As a player, Herb was a standout at the University of New Mexico. Over his long span of years competing in professional events in the Southwest, Herb won dozens of tournaments, including the 1974 Sun Country Match Play Championship, the 1960 and 1962 New Mexico Opens, the 1960 Hilton Open and the 1987 Senior-Junior Team Championship with his late brother, Guy. Not long after retiring from coaching, Herb was inducted into the College Golf Coaches Hall of Fame.
I met Herb within a few days after moving here to Las Cruces in August 1988. Herb greeted newcomers in the old pro shop at the NMSU golf course in a manner as if he had known you for a long time.
“There aren’t any new friends, just good friends I’m meeting for the first time,” he said once.
It wasn’t until later that I found out more fully why the young men who played golf for Herb regarded him almost as a god, not so much because of how he coached, but more so how he handled himself with and around others.
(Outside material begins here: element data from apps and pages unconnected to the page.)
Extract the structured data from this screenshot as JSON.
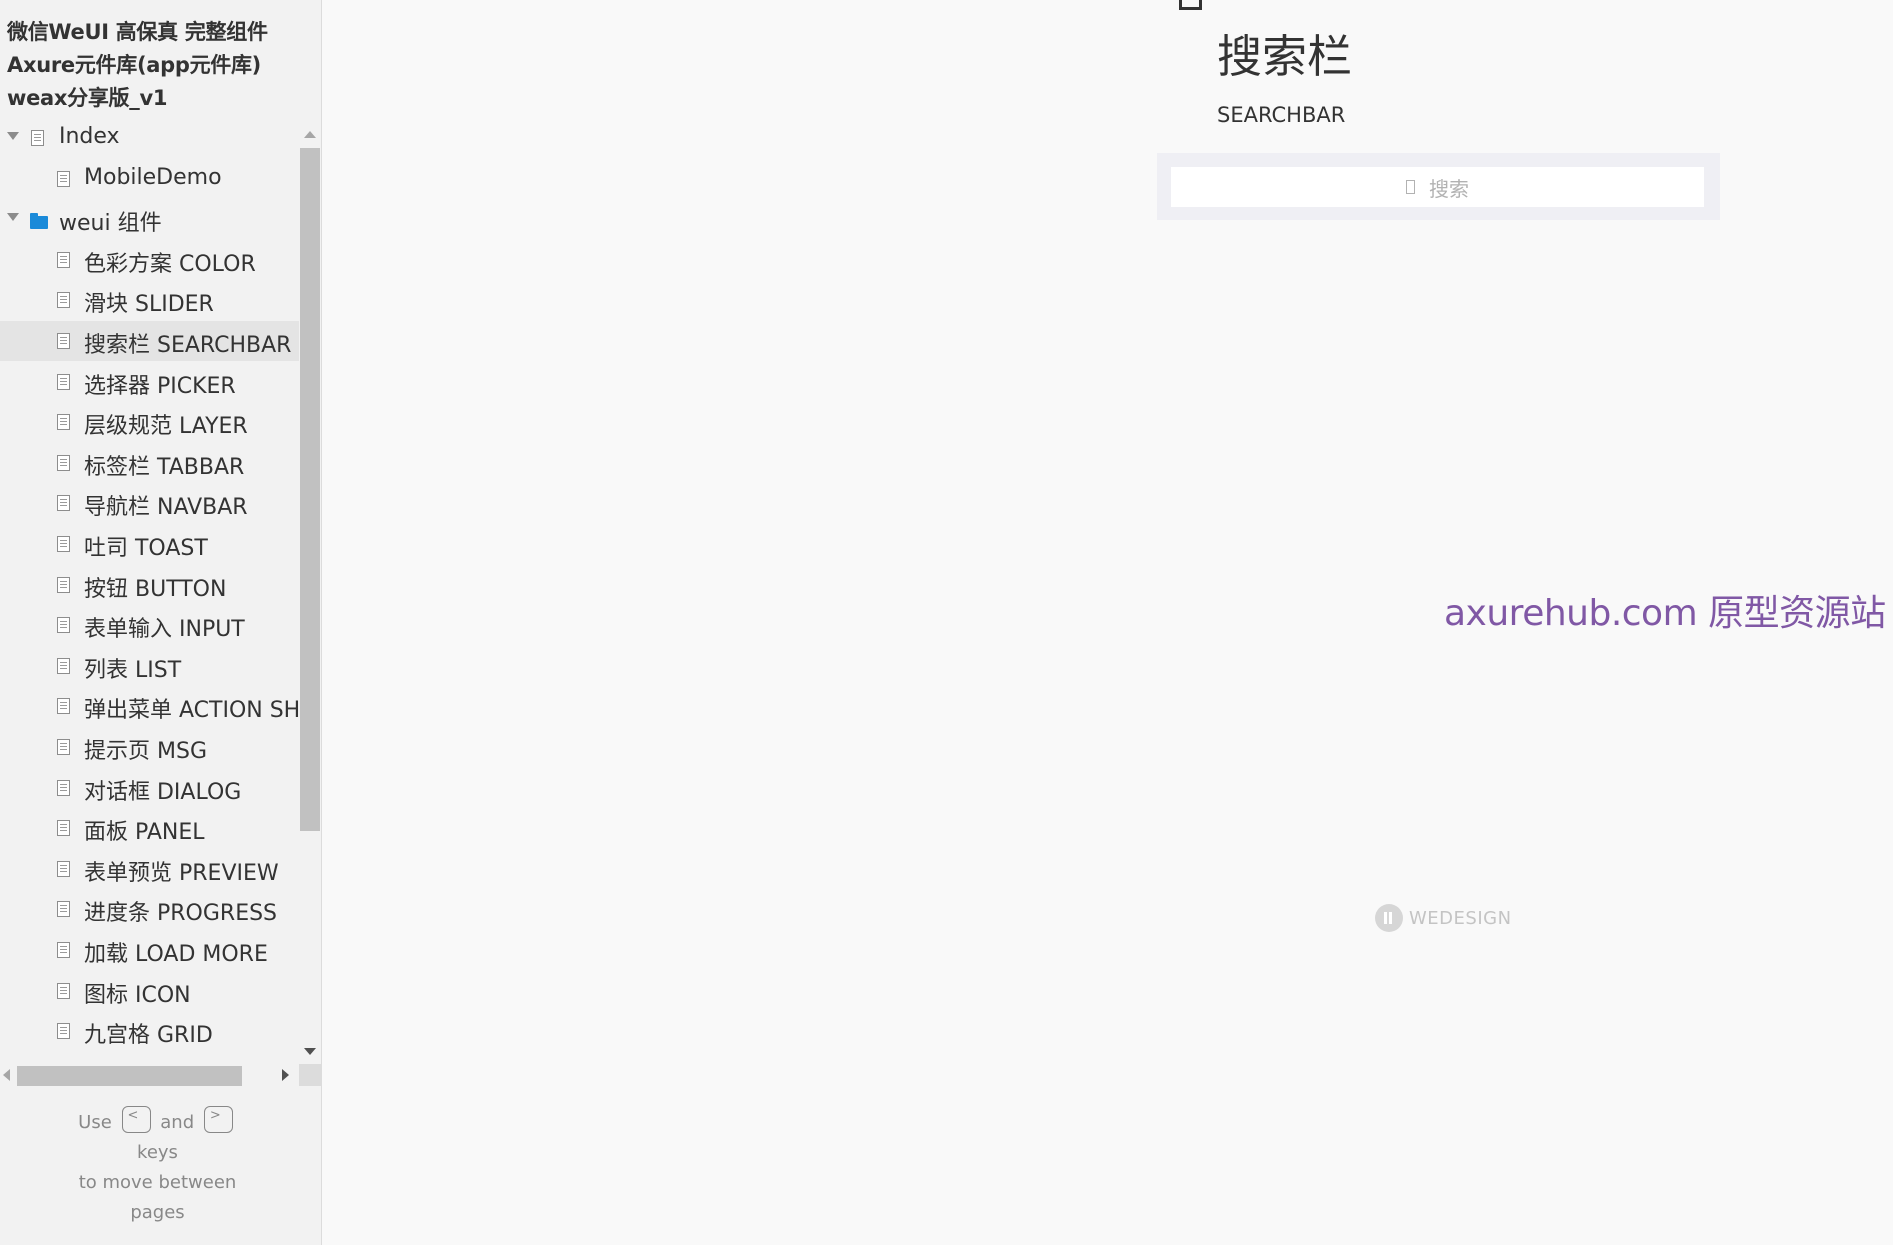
{
  "sidebar": {
    "title_lines": [
      "微信WeUI 高保真 完整组件",
      "Axure元件库(app元件库)",
      "weax分享版_v1"
    ],
    "tree": [
      {
        "label": "Index",
        "kind": "page",
        "expanded": true
      },
      {
        "label": "MobileDemo",
        "kind": "page"
      },
      {
        "label": "weui 组件",
        "kind": "folder",
        "expanded": true
      },
      {
        "label": "色彩方案 COLOR",
        "kind": "page"
      },
      {
        "label": "滑块 SLIDER",
        "kind": "page"
      },
      {
        "label": "搜索栏 SEARCHBAR",
        "kind": "page",
        "selected": true
      },
      {
        "label": "选择器 PICKER",
        "kind": "page"
      },
      {
        "label": "层级规范 LAYER",
        "kind": "page"
      },
      {
        "label": "标签栏 TABBAR",
        "kind": "page"
      },
      {
        "label": "导航栏 NAVBAR",
        "kind": "page"
      },
      {
        "label": "吐司 TOAST",
        "kind": "page"
      },
      {
        "label": "按钮 BUTTON",
        "kind": "page"
      },
      {
        "label": "表单输入 INPUT",
        "kind": "page"
      },
      {
        "label": "列表 LIST",
        "kind": "page"
      },
      {
        "label": "弹出菜单 ACTION SHEET",
        "kind": "page"
      },
      {
        "label": "提示页 MSG",
        "kind": "page"
      },
      {
        "label": "对话框 DIALOG",
        "kind": "page"
      },
      {
        "label": "面板 PANEL",
        "kind": "page"
      },
      {
        "label": "表单预览 PREVIEW",
        "kind": "page"
      },
      {
        "label": "进度条 PROGRESS",
        "kind": "page"
      },
      {
        "label": "加载 LOAD MORE",
        "kind": "page"
      },
      {
        "label": "图标 ICON",
        "kind": "page"
      },
      {
        "label": "九宫格 GRID",
        "kind": "page"
      }
    ],
    "hint": {
      "use": "Use",
      "key_prev": "<",
      "and": "and",
      "key_next": ">",
      "keys": "keys",
      "line2": "to move between",
      "line3": "pages"
    }
  },
  "main": {
    "heading": "搜索栏",
    "subheading": "SEARCHBAR",
    "search": {
      "placeholder": "搜索",
      "icon": "search-icon"
    },
    "watermark": "axurehub.com 原型资源站",
    "footer_brand": "WEDESIGN"
  },
  "colors": {
    "folder": "#1a8ad9",
    "watermark": "#8058a5",
    "sidebar_bg": "#f2f2f2",
    "selected_row": "#e4e4e4",
    "search_bg": "#efeff4"
  }
}
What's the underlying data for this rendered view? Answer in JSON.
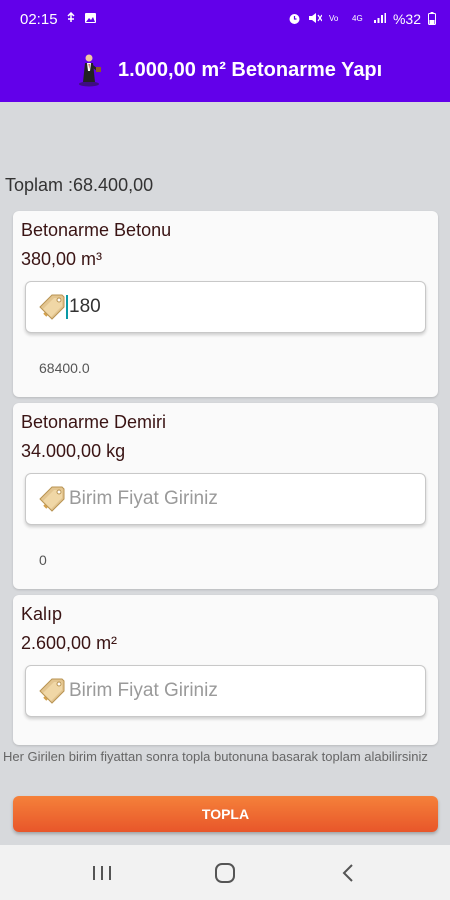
{
  "status_bar": {
    "time": "02:15",
    "battery": "%32",
    "left_icons": [
      "usb-icon",
      "gallery-icon"
    ],
    "right_icons": [
      "alarm-icon",
      "mute-icon",
      "volte-icon",
      "4g-icon",
      "signal-icon",
      "battery-icon"
    ]
  },
  "app_bar": {
    "title": "1.000,00 m² Betonarme Yapı",
    "color": "#6200ea"
  },
  "total": "Toplam :68.400,00",
  "cards": [
    {
      "title": "Betonarme Betonu",
      "amount": "380,00 m³",
      "input_value": "180",
      "input_placeholder": "Birim Fiyat Giriniz",
      "result": "68400.0"
    },
    {
      "title": "Betonarme Demiri",
      "amount": "34.000,00 kg",
      "input_value": "",
      "input_placeholder": "Birim Fiyat Giriniz",
      "result": "0"
    },
    {
      "title": "Kalıp",
      "amount": "2.600,00 m²",
      "input_value": "",
      "input_placeholder": "Birim Fiyat Giriniz"
    }
  ],
  "hint": "Her Girilen birim fiyattan sonra topla butonuna basarak toplam alabilirsiniz",
  "topla_label": "TOPLA",
  "nav": {
    "buttons": [
      "recent-apps-icon",
      "home-icon",
      "back-icon"
    ]
  }
}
A true professional and a gentleman golfer.
In addition to being a stellar college golf coach, Herb was an extraordinary golf teacher. As a PGA instructor, Herb had given golf lessons to countless thousands of adults, kids and NMSU students (in golf classes) over the years. So, I thought I would share some of the nuggets of wisdom and unique insights Herb passed on to the people he taught.
One of the main things Herb emphasized is that “the swing is basically easy, but the game itself is hard.” That was meant to put beginners and struggling golfers at ease. By grasping the few fundamentals of the swing – grip, posture, backswing, body movement and release – everyone can strike the ball with a reasonable shot. The other parts of the game – chip shots, shots from sand bunkers and putting – are more difficult to master. For golfers who play regularly but have difficulty scoring and hitting consistently solid shots, Herb advised that “developing a better golf swing necessarily involves a process of change.”
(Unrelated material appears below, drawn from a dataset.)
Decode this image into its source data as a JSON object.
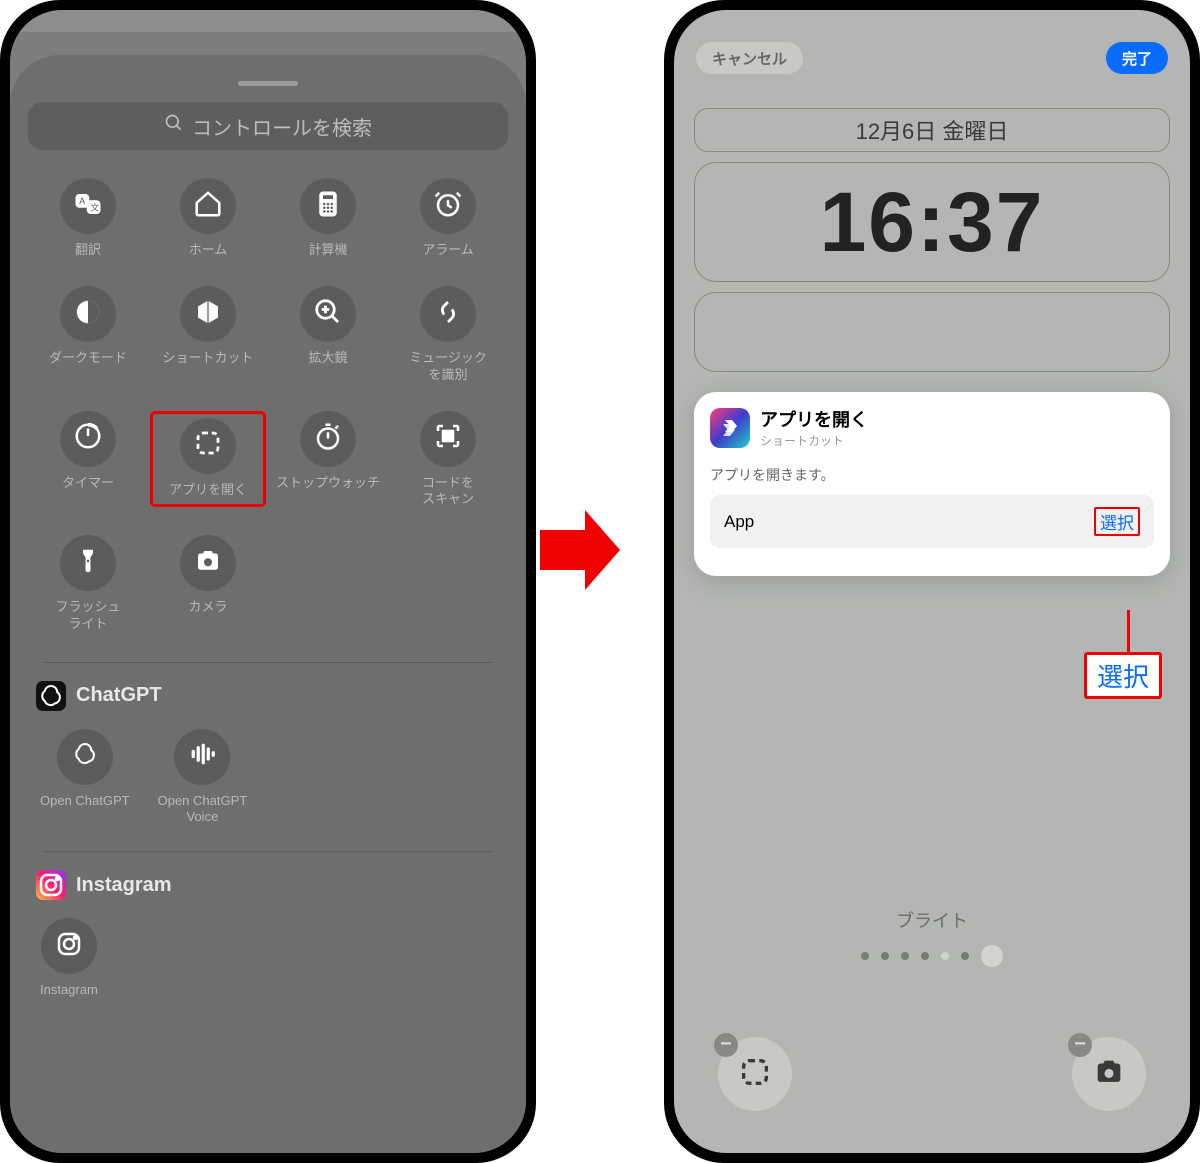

That’s essentially what folks attended our performance golf schools to learn. Herb and I conducted over 100 two-day golf schools, helping some 1,500 golfers over the years.
If you think about it, the golf swing doesn’t remain static. Otherwise, icons like Tiger Woods and Phil Mickelson wouldn’t have swing coaches and wouldn’t continually be tweaking their swings, always searching for improvement. As a corollary to the principle of change, Herb tells us that “the more uncomfortable you feel when making a swing adjustment, the more you know you’re changing.” He says that a comfortable feeling with the golf club (like a big bend of the lead arm) is not really the correct feeling.
When it comes to the short game, Herb notes that chipping and short pitching strokes “represent the full swing in miniature.” What he means is that the very same fundamentals apply to small strokes as they do to full strokes. “Ball contact positions for the full swing and the short swing are (basically) the same.” Herb understood that putting was really “a game within a game,” but that it required most of the same fundamentals. One of those basics that we all need to be reminded of is that “your head stays behind the ball as you accelerate at impact.”
One thing I have learned from Herb Wimberly over the 30-plus years I have known him is to not get discouraged. Herb has faced plenty of adversity in his golf and personal life, but he is a resilient person seeing the brighter side. His perspective on golf is very telling: “There are no style points on the card; just get it in the hole in the fewest strokes possible any way you can.”